This attention to details makes reassembly much easier. Set aside the pieces in the order you dismantled them to help you keep in mind, or snap photos as you work.

4. Check all the parts

When a faucet starts to leak, seals, rubber washers, and O-rings are often to blame. Check them for noticeable indications of wear and tear, such as a flattened washer or grooves worn into the pieces.

Change them if they appear used. Bring the old pieces with you to the shop to ensure you get the appropriate replacements.

Alternatively, change the faucet with a washer-less one to help prevent the issue in the future.

5. Clean as you go

Utilize this time to clean the pieces before reassembling them. Once the parts have been taken off, wash all seals and inside cylinders.

Check the valve seat for mineral deposits that could trigger the washer to become clogged up and trigger leakages. Clean the surface areas with a cloth and release the deposits by soaking them in white vinegar.

6. Reassemble the faucet

This is when the pictures you shot earlier come in beneficial. Reverse the disassembly process with your tools in hand to assemble the faucet. Never force parts to work or press down on the faucet.

7. Test the water flow

After you have actually finished the repair, you’ll require to turn the water back on. Expert tips: Make certain the faucet is switched on, and then gradually turn the water back on.

If the faucet is turned off or excessive pressure is applied too soon, it may trigger more significant damage, such as cracking the ceramic disc. Permit the water to flow generally for a couple of minutes.

Think about changing instead of fixing

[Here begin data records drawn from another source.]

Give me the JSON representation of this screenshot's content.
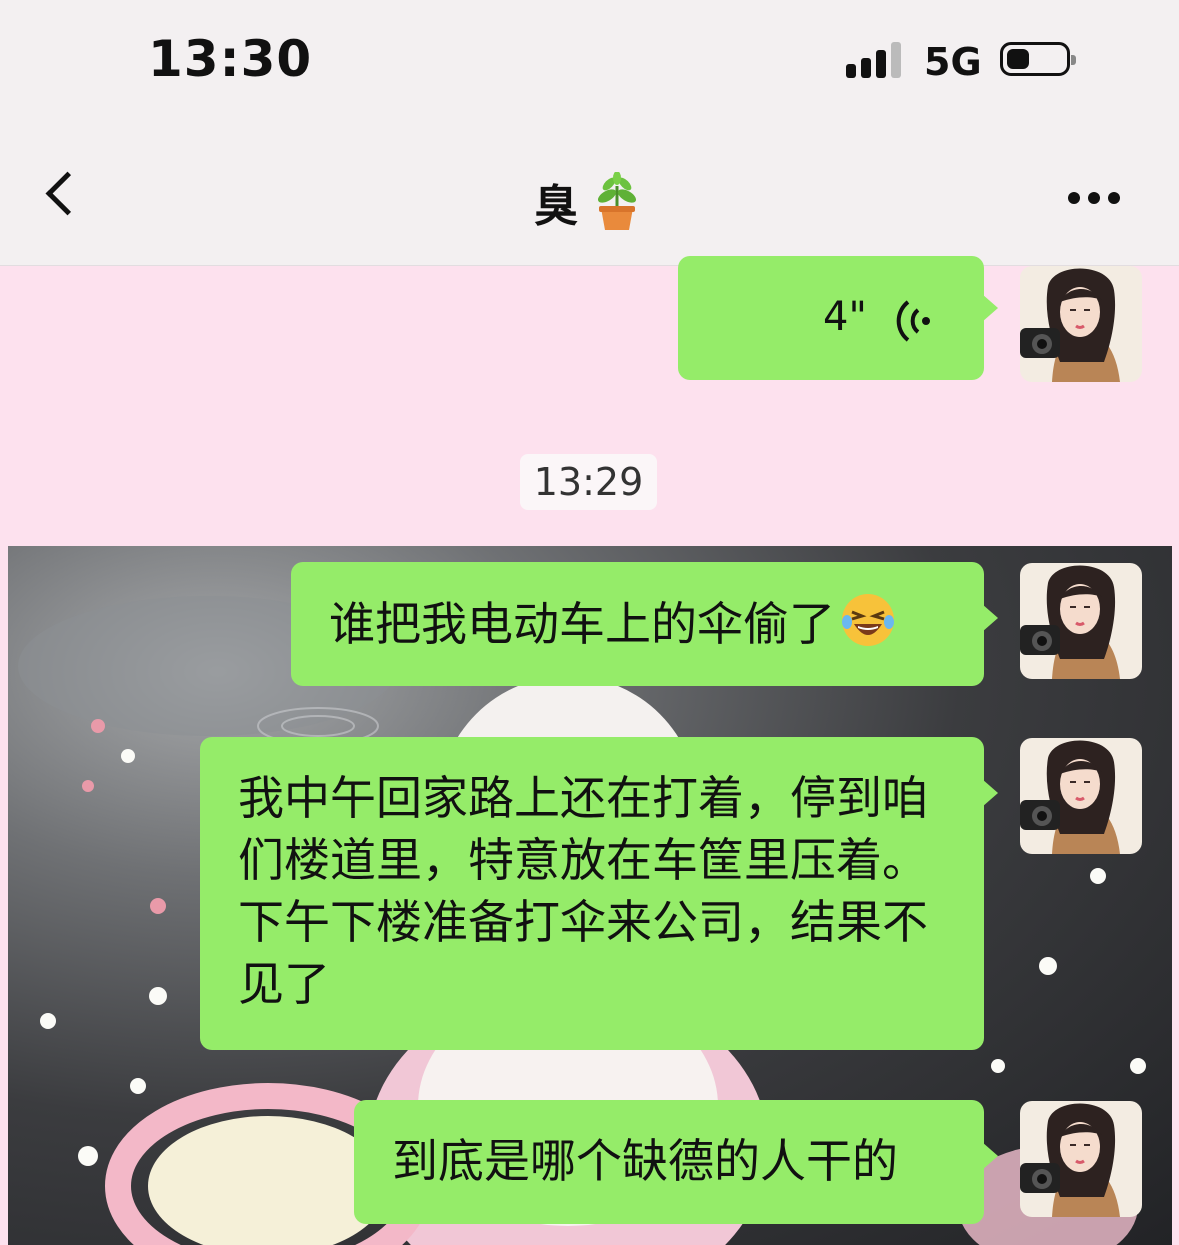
{
  "status_bar": {
    "time": "13:30",
    "network": "5G",
    "icons": [
      "signal-icon",
      "battery-icon"
    ]
  },
  "nav": {
    "title": "臭",
    "back_icon": "chevron-left-icon",
    "title_icon": "potted-plant-icon",
    "more_icon": "ellipsis-icon"
  },
  "chat": {
    "background_color": "#fde1ee",
    "bubble_color": "#95ec69",
    "timestamp": "13:29",
    "voice_message": {
      "duration": "4\"",
      "icon": "voice-wave-icon"
    },
    "messages": [
      {
        "text": "谁把我电动车上的伞偷了",
        "emoji": "laughing-crying-emoji"
      },
      {
        "text": "我中午回家路上还在打着，停到咱们楼道里，特意放在车筐里压着。下午下楼准备打伞来公司，结果不见了"
      },
      {
        "text": "到底是哪个缺德的人干的"
      }
    ],
    "avatar": "woman-with-camera-avatar",
    "background_image": "poodle-in-rain-photo"
  }
}
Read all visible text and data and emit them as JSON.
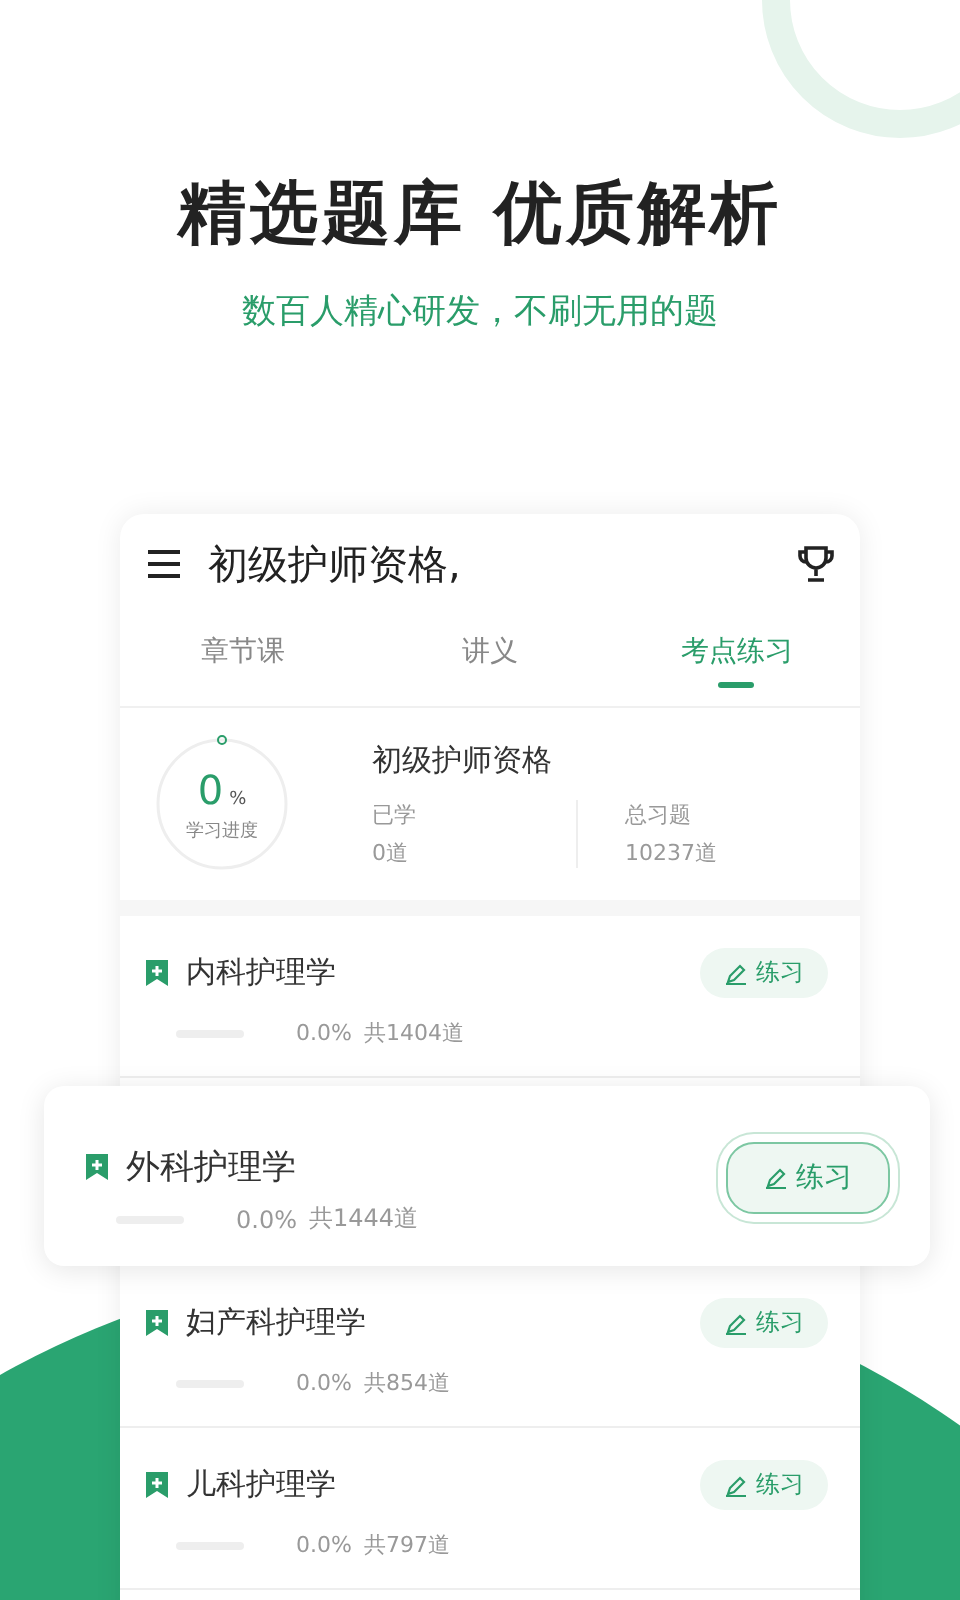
{
  "headline": "精选题库 优质解析",
  "subtitle": "数百人精心研发，不刷无用的题",
  "header": {
    "title": "初级护师资格,"
  },
  "tabs": [
    {
      "label": "章节课",
      "selected": false
    },
    {
      "label": "讲义",
      "selected": false
    },
    {
      "label": "考点练习",
      "selected": true
    }
  ],
  "summary": {
    "percent": "0",
    "percent_unit": "%",
    "progress_label": "学习进度",
    "level": 0,
    "title": "初级护师资格",
    "stats": [
      {
        "label": "已学",
        "value": "0道"
      },
      {
        "label": "总习题",
        "value": "10237道"
      }
    ]
  },
  "rows": [
    {
      "name": "内科护理学",
      "level": 0,
      "percent": "0.0%",
      "total": "共1404道",
      "button": "练习",
      "highlighted": false
    },
    {
      "name": "外科护理学",
      "level": 0,
      "percent": "0.0%",
      "total": "共1444道",
      "button": "练习",
      "highlighted": true
    },
    {
      "name": "妇产科护理学",
      "level": 0,
      "percent": "0.0%",
      "total": "共854道",
      "button": "练习",
      "highlighted": false
    },
    {
      "name": "儿科护理学",
      "level": 0,
      "percent": "0.0%",
      "total": "共797道",
      "button": "练习",
      "highlighted": false
    }
  ]
}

If an old faucet is giving you issues, it’s normally a pretty good idea to change it totally with a brand-new cartridge design.

If you can’t find out what’s causing the leak or if a fast solution does not work, it’s much better to call in a plumbing service who has the abilities to efficiently fix the issue and identify.

Some jobs are better left to the pros...

Get No-Commitment Estimates For Your Project

Proud to Install, Repair, and Service the Following Brands: